Sean Fielding argues that the autumn statement could have a huge impact on Greater Manchester high streets
“I’m not like the rest of them”, said John (not his real name) as he took the weight off his crutches, sitting down across the table from me in the John Wesley room of the Holy Family Church, Failsworth.
It was a dark Tuesday evening in autumn 2017 and this was my monthly councillor’s surgery, a generally quiet session that I held twice per month for my nine years in office. With emails and social media, only people with the most serious problems, or those from the shrinking number of the "digitally excluded", tended to come in person. John was one such person.
Cuts to welfare these last twelve years have taken millions from local economies all over Greater Manchester
John had a collection of letters from the Department of Work and Pensions including one calling him to Manchester, somewhere he told me he hadn’t been in at least five years, for a Work Capability Assessment.
Benefits are under the microscope again this month as Jeremy Hunt decides whether or not to raise benefits in line with inflation. Not doing so would contribute to the £35bn cuts he is making. It would also plunge many people like John into poverty.
Back to that autumn night: “Why are they hounding me, I’m one of the genuine ones?” John followed on from his opening gambit.
The right-wing papers have done an incredible job of demonising those on welfare.
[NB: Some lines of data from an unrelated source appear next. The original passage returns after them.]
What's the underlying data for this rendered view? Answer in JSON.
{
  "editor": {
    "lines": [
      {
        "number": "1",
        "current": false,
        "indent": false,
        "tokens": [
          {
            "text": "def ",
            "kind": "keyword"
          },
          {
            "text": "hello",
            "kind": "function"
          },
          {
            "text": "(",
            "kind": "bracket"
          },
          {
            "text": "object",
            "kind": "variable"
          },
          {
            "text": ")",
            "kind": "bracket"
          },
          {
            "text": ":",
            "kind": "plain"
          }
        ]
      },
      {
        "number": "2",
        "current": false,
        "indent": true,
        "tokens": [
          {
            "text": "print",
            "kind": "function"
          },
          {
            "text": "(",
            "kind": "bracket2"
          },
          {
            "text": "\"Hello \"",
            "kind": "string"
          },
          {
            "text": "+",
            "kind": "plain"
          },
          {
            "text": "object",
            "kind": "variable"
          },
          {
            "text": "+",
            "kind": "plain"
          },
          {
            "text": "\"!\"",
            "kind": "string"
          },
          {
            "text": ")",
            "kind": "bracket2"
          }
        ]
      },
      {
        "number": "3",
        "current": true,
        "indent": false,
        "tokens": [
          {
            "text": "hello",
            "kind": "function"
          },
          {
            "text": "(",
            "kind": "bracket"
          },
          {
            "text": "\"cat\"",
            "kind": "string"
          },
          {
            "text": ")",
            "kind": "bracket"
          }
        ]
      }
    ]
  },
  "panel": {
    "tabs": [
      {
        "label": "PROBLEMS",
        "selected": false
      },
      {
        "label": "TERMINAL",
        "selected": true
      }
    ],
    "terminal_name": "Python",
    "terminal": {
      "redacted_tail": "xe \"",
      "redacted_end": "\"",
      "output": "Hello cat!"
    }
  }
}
So much so that many of those receipt of welfare benefits themselves, having often struggled to navigate the system to obtain them, question the authenticity of their fellow claimants.
When a councillor, I supported many people, John included, through the cruel Work Capability Assessments, which had de facto targets for the number of people to find fit for work. Depressingly, when those being made to go through a process which had been described as crude and inhumane by campaigners approached me for help, they often introduced themselves just like John did.
The thing is that cases like John’s, where somebody is unable to work at all, are not even in the majority. In January 2022 the proportion of claimants with no work requirements was barely over a quarter, at 26%.
The reality is indeed quite different to many people’s perception with 40% of claimants for Universal Credit claimants in work, receiving welfare payments to top up their wages because their employers don’t pay enough to live on. As well as those with disabilities, the other 60% includes people with caring responsibilities, who arguably save the NHS millions each year through the support they provide to their loved ones.
Unfortunately, these statistics are often dismissed, and news items covering extreme examples of social security recipients are pointed to as if they are representative of the entire system. Though surely if they were the norm, they wouldn’t be newsworthy?
The truth is that those in receipt of welfare benefits, both working and not, are those on the lowest incomes in this country. And that’s where the choice Jeremy Hunt makes later this month could have serious implications for local high streets.
An uphill struggle
It is no coincidence that those towns with the highest proportion of welfare claimants have the least vibrant high streets. People on the lowest incomes predominantly spend their money in the local economy and cuts to welfare these last twelve years have taken millions from local economies all over Greater Manchester. I know from experience of trying to revive the high street in Oldham that it’s an uphill struggle when local people simply don’t have enough cash in their pockets.
This is therefore one of the most visible and tangible reasons that the government’s mooted proposal not to increase benefits in line with inflation should be opposed.
Former Labour pollster Deborah Mattinson’s book Beyond the Red Wall explains that Red Wall voters felt their sense of place was under threat from the demise of the local high street. The best way to reinvigorate such places is not to make councils jump through hoops for funding to do a bit of superficial tarting up, but to put more money in the pockets of people who will spend it.
The most recent figures available are from 2019-20 and in that financial year the total welfare bill in Greater Manchester, excluding the state pension, pension credit and winter fuel allowance was £4.6 billion.
Using this figure for a crude calculation suggests that increasing benefits in line with inflation (around 10%) would put more than an additional £230 million into the pockets of people in Greater Manchester when compared with the trailed lower rise in line with wages (around 5%). Those who receive this cash would buy goods and services, on which they pay VAT, from local businesses employing local people, who themselves pay tax and national insurance on their earnings.
Making a case
Arguments about the links between poverty and mental wellbeing are all valid, but can seem abstract to those not affected. Though many people who need convincing about the benefits of a more generous welfare state live in areas home to tired shopping centres or high streets with empty units; and so the damage that cutting benefits does to the high street should receive considerably more airtime than it often does as part of a package of making the case for strong social security.
Clearly, it’s not just welfare policy that needs to be considered when trying to put more money in the pockets of people who will spend it. Strengthening the welfare state should be accompanied by more employers paying the real living wage and the end of public sector pay restraint. Though, with a decision to be taken imminently on benefit increases, it felt like a good time to shine a light on one of the less-discussed consequences of welfare not keeping pace with inflation.
About the author
Sean Fielding was the Leader of Oldham Council from May 2018 until May 2021, and is the youngest person to hold the position. Sean was also lead on Employment, Skills and Digital for the Greater Manchester Combined Authority. He now works for a communications consultancy and lives in central Manchester.